As you’ll see here, see those houses over there? Brand new. See here? Brand new. But it’s facing, not the real, solid brick, stone wall that we saw on the borie earlier. It’s a pleasant little place, but next door, believe it or not, you saw it here, yep, it’s “Sotheby’s International Property“, they sell it in Luberon. So that might give you a clue as to the nature of this village.
Actually, you’re pretty isolated when you’re in this place unless you’ve got a car, because the bus service has to be reserved up front, as we found out. So I’m not sure it’s the best place to base yourself when you’re in Luberon. But still – it’s a great view!
Gordes isn’t a very big place
Well, actually Gordes isn’t a very big place. A lot of tourist shops, haven’t seen any ordinary shops around yet, presumably they’re somewhere. But Helen’s already bought a bag, and there are a lot of tourists and cafes all around. There are a lot of by-ways, as you’d expect from a perched village.
It’s basically a single block. We’re going to wander around there and come round across the view, and back up here again. And that seems to be about most of the tourist area, except for the main road leading down out of the village.
Impressive, mysterious doors and steep stone causeways
There are a few mysterious but very impressive doors in the village, and it’s all stone underfoot, reminiscent of the causeways in many mountain villages, to help the donkeys climb up.
Anyway, art galleries galore – St. Paul de Vence, perhaps, all over again.
It’s quite steep this, Helen’s making her way down. The contrast between light and shade is amazing. I’m going to try and walk down here. It’s steps are very bumpy, so I’m very sorry if you feel sick, but look at this view! Spectacular, is it not? Quite slippery underfoot, these smooth stones, but there you are: worth coming for, eh?
A fine view, and a distant prospect
Well, it’s a fine view, out from Gordes, you could certainly see your attackers coming! There seem to be quite a few vineyards in the area, not sure what their names are. Either that or fruit, from here it’s very difficult to tell. That road’s a long way down, I’m not sure which one it is, stretching out along the valley. Maybe I’ll be travelling along it later. It’s a great view, anyone care to estimate how far we can see – 20k, 30k? Who knows.

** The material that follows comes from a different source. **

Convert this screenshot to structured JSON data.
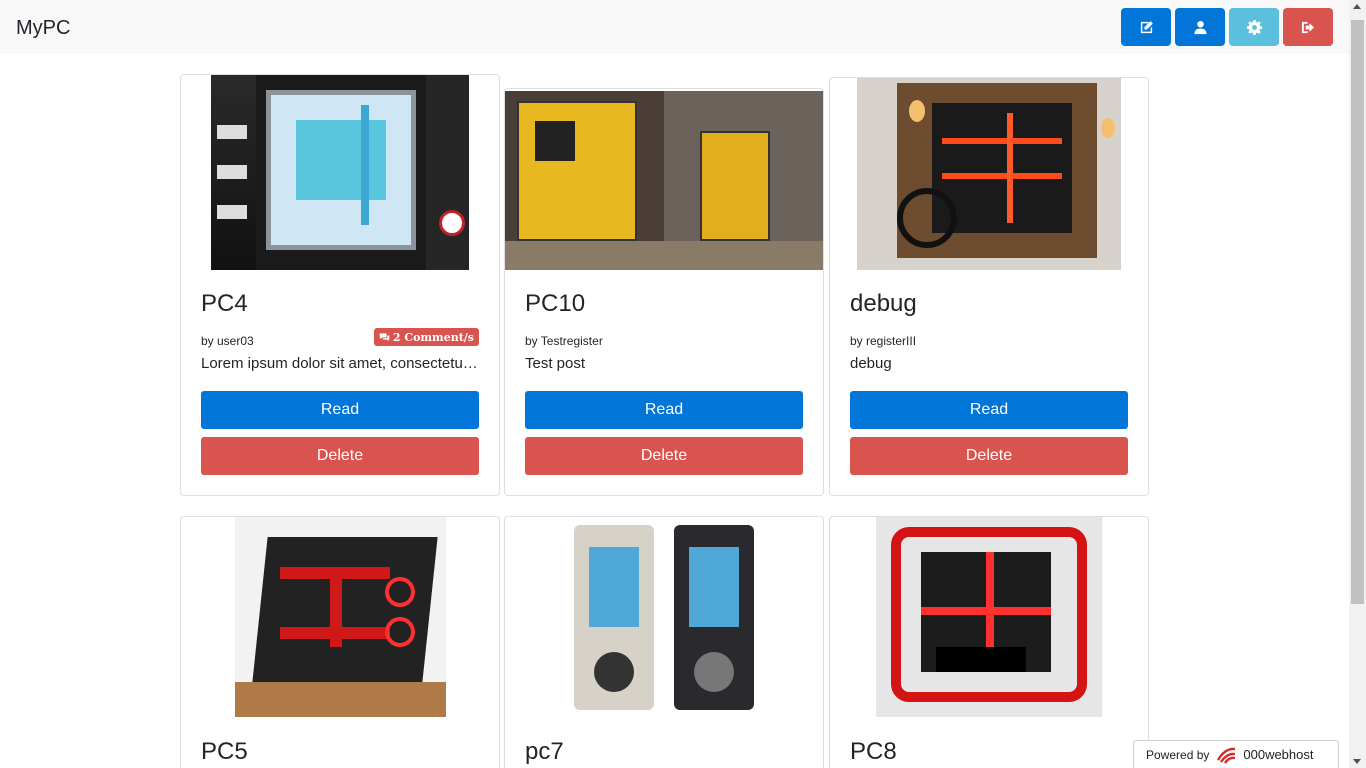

And you’ve got the familiar village up and down roads, this is where we’ve just come from, and if I pan around slowly you can see the areas where we’re going to. There are quite a few viewpoints actually in Gordes.
St Fermin and the 1909 earthquake
The village’s main church is that of St. Fermin. It has one very interesting characteristic due to an earthquake. Now inside the church of St. Fermin, where we are here, – and that, by the way, is his chapel – in the choir, you can see just there, behind the high altar, in the wall you can see the crack, see in there, running up behind the picture? I think it may be more obvious here. Apparently that was caused by the earthquake in 1909.
An underground city
Just down from the Rue d’Eglise is the place where you go to visit the Caves – cellars – under St. Fermin. Most houses apparently have a level of two cellars, and there’s a whole underground city here.
Unfortunately, we’ve got no time to visit it, but this can give you a bit of an idea – ooh, pardon me! You can see me! A small charge, worth it.
Everybody’s interested in the viewpoint! And, let’s face it, it is a view, right?”
Please have a look our other videos too, and if you like them, why not subscribe to our Travelsignposts YouTube channel?
And get more interesting info about Gordes by checking out the feature at our website
Also our video of “Summer Lavender at Abbaye Notre Dame de Sénanque”
and a post: “Abbaye de Sénanque and its Stunning Lavender Fields”
And find out about our walk to Gordes by checking out the feature at our website, “A Walk In The Luberon Countryside With Some Intrepid Travellers”
What questions does this raise for you?